By making adjustments to how you structure discussions and group work, you can create a more inclusive and equitable classroom where all students have the opportunity to participate and express their understanding. Using compassionate language when communicating with students, especially in online classes, can also foster increased and more productive student responses, especially when problems arise. Here are some ideas to consider:

Stop Talking

  • In class, allow for longer periods of silence for students to digest content and give students time to think before responding to questions. (Do not talk to fill in the silence while they are thinking or digesting - they cannot listen to you and think for themselves at the same time.)
  • Slow down the pace of class - don't expect students to give an immediate answer. Allow them to reflect on content, maybe even until the next class, before discussing.

Start Talking

For students:

  • Many students learn best from their peers.

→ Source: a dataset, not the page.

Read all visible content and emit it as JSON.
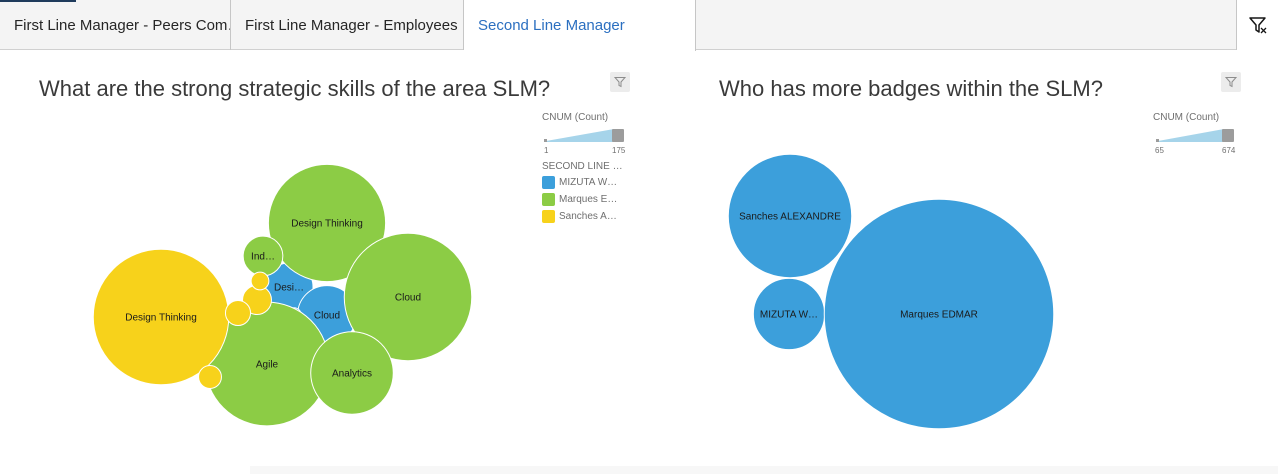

Think of ways to incorporate peer-review and peer support in your classes. 
  • Consider adding group work to your course if it fits with your subject-area. CELT has a great At-a-Glance guide for best practices in group work.

For faculty:

  • Practice compassionate communication:
    • Let students know that you want to help them be successful in your class.
    • Include your contact information in any communications. Even though students can find this in other places, having it in your message makes it easy for them to respond.
    • See this template from CELT with sample language you can include in messaging to students. (limited access to UA users only)
  • Communicate with students on a regular basis, especially in asynchronous online classes where they are not meeting with you in real time.

Additional Resources